**EXERCISE DESCRIPTION:** Leaving out only the pictures, write out all the entries exactly.

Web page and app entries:
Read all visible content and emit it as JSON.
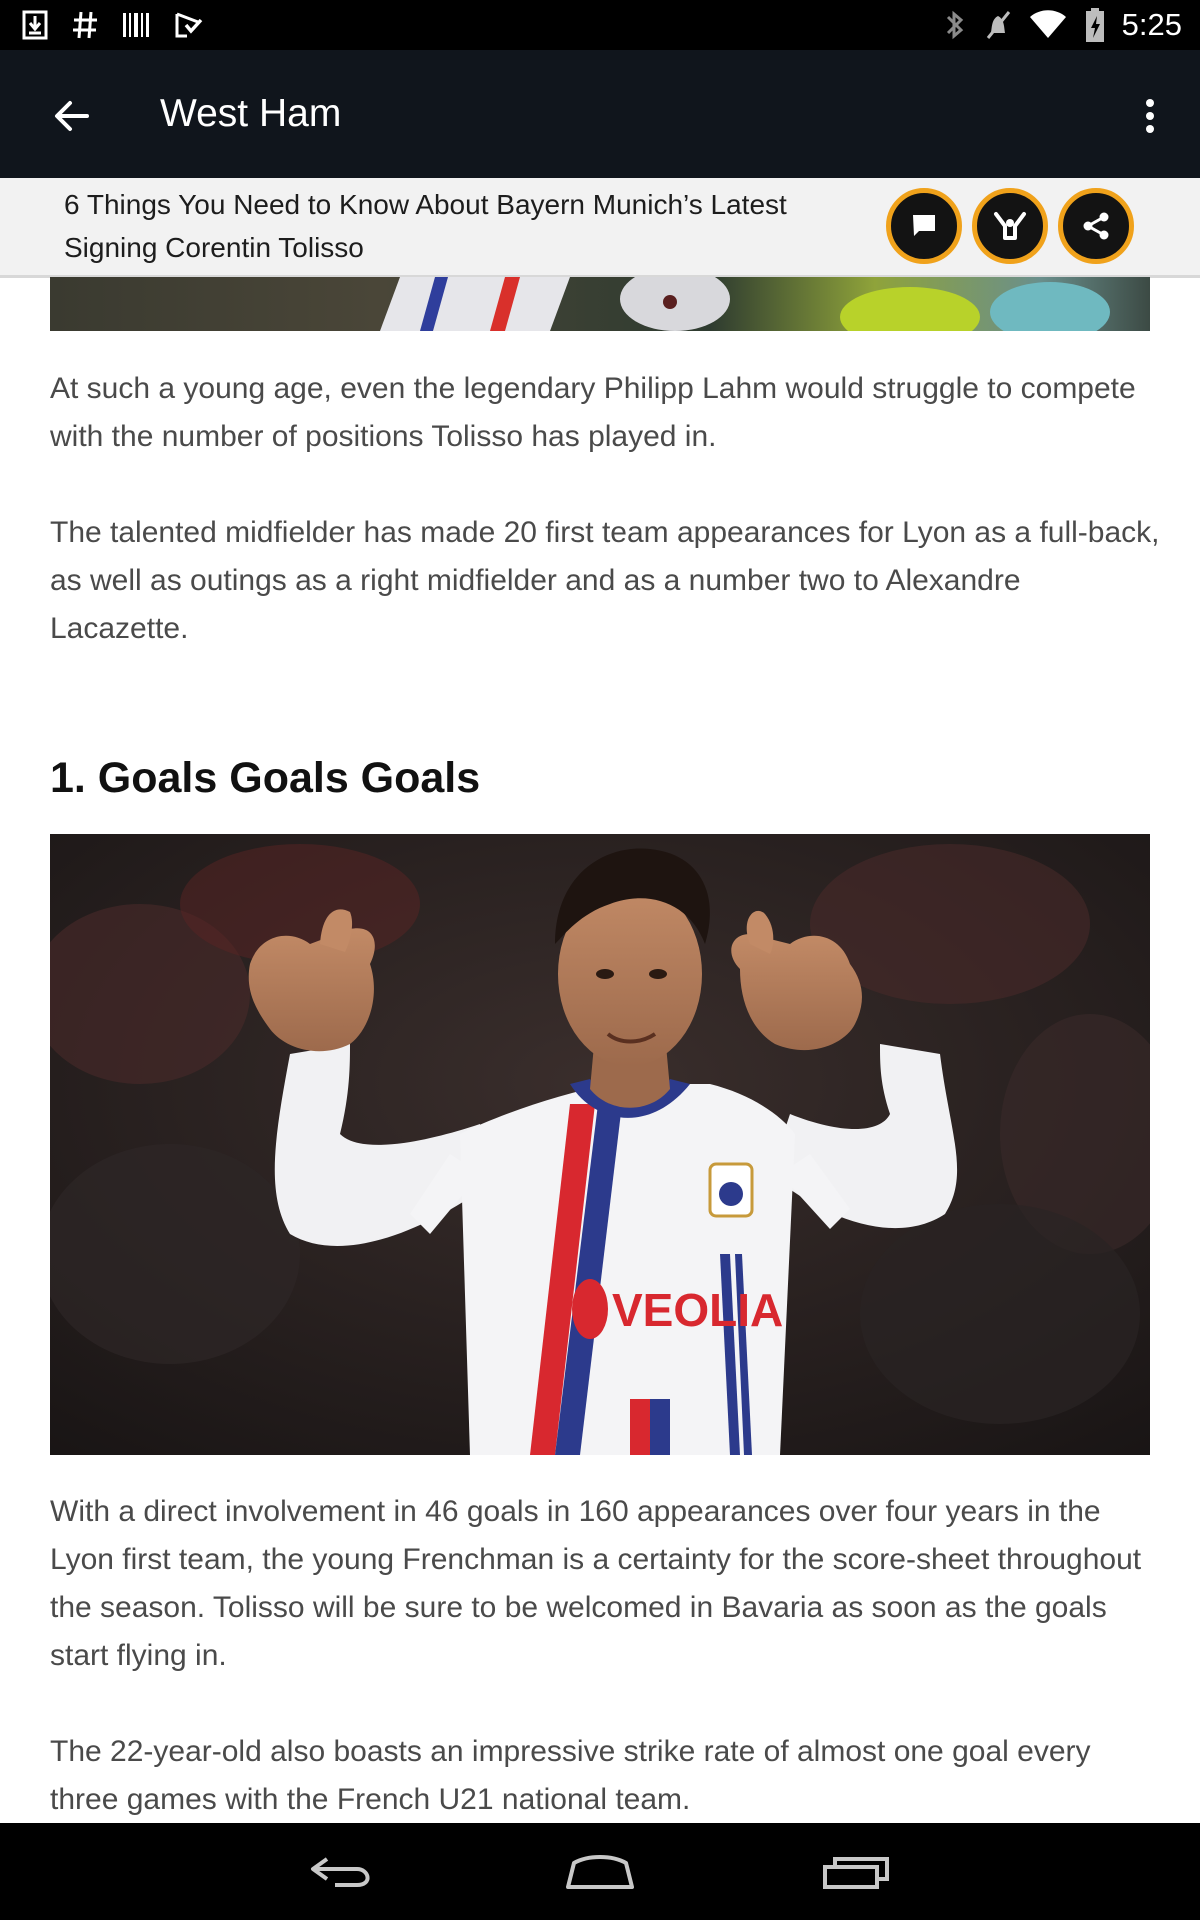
{
  "status_bar": {
    "time": "5:25",
    "left_icons": [
      "download-icon",
      "hash-icon",
      "barcode-icon",
      "play-store-icon"
    ],
    "right_icons": [
      "bluetooth-icon",
      "mute-icon",
      "wifi-icon",
      "battery-charging-icon"
    ]
  },
  "app_bar": {
    "title": "West Ham",
    "back_icon": "arrow-left-icon",
    "menu_icon": "more-vert-icon"
  },
  "article_header": {
    "title": "6 Things You Need to Know About Bayern Munich’s Latest Signing Corentin Tolisso",
    "actions": [
      "comment-icon",
      "cheer-icon",
      "share-icon"
    ],
    "accent_color": "#f0a21b"
  },
  "article": {
    "paragraph_1": "At such a young age, even the legendary Philipp Lahm would struggle to compete with the number of positions Tolisso has played in.",
    "paragraph_2": "The talented midfielder has made 20 first team appearances for Lyon as a full-back, as well as outings as a right midfielder and as a number two to Alexandre Lacazette.",
    "section_heading": "1. Goals Goals Goals",
    "photo_shirt_text": "VEOLIA",
    "paragraph_3": "With a direct involvement in 46 goals in 160 appearances over four years in the Lyon first team, the young Frenchman is a certainty for the score-sheet throughout the season. Tolisso will be sure to be welcomed in Bavaria as soon as the goals start flying in.",
    "paragraph_4": "The 22-year-old also boasts an impressive strike rate of almost one goal every three games with the French U21 national team."
  },
  "nav_bar": {
    "buttons": [
      "back-nav-icon",
      "home-nav-icon",
      "recents-nav-icon"
    ]
  }
}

**SOLUTION FOR THIS EXERCISE:**
Read all visible content and emit it as JSON.
{
  "status_bar": {
    "time": "5:25",
    "left_icons": [
      "download-icon",
      "hash-icon",
      "barcode-icon",
      "play-store-icon"
    ],
    "right_icons": [
      "bluetooth-icon",
      "mute-icon",
      "wifi-icon",
      "battery-charging-icon"
    ]
  },
  "app_bar": {
    "title": "West Ham",
    "back_icon": "arrow-left-icon",
    "menu_icon": "more-vert-icon"
  },
  "article_header": {
    "title": "6 Things You Need to Know About Bayern Munich’s Latest Signing Corentin Tolisso",
    "actions": [
      "comment-icon",
      "cheer-icon",
      "share-icon"
    ],
    "accent_color": "#f0a21b"
  },
  "article": {
    "paragraph_1": "At such a young age, even the legendary Philipp Lahm would struggle to compete with the number of positions Tolisso has played in.",
    "paragraph_2": "The talented midfielder has made 20 first team appearances for Lyon as a full-back, as well as outings as a right midfielder and as a number two to Alexandre Lacazette.",
    "section_heading": "1. Goals Goals Goals",
    "photo_shirt_text": "VEOLIA",
    "paragraph_3": "With a direct involvement in 46 goals in 160 appearances over four years in the Lyon first team, the young Frenchman is a certainty for the score-sheet throughout the season. Tolisso will be sure to be welcomed in Bavaria as soon as the goals start flying in.",
    "paragraph_4": "The 22-year-old also boasts an impressive strike rate of almost one goal every three games with the French U21 national team."
  },
  "nav_bar": {
    "buttons": [
      "back-nav-icon",
      "home-nav-icon",
      "recents-nav-icon"
    ]
  }
}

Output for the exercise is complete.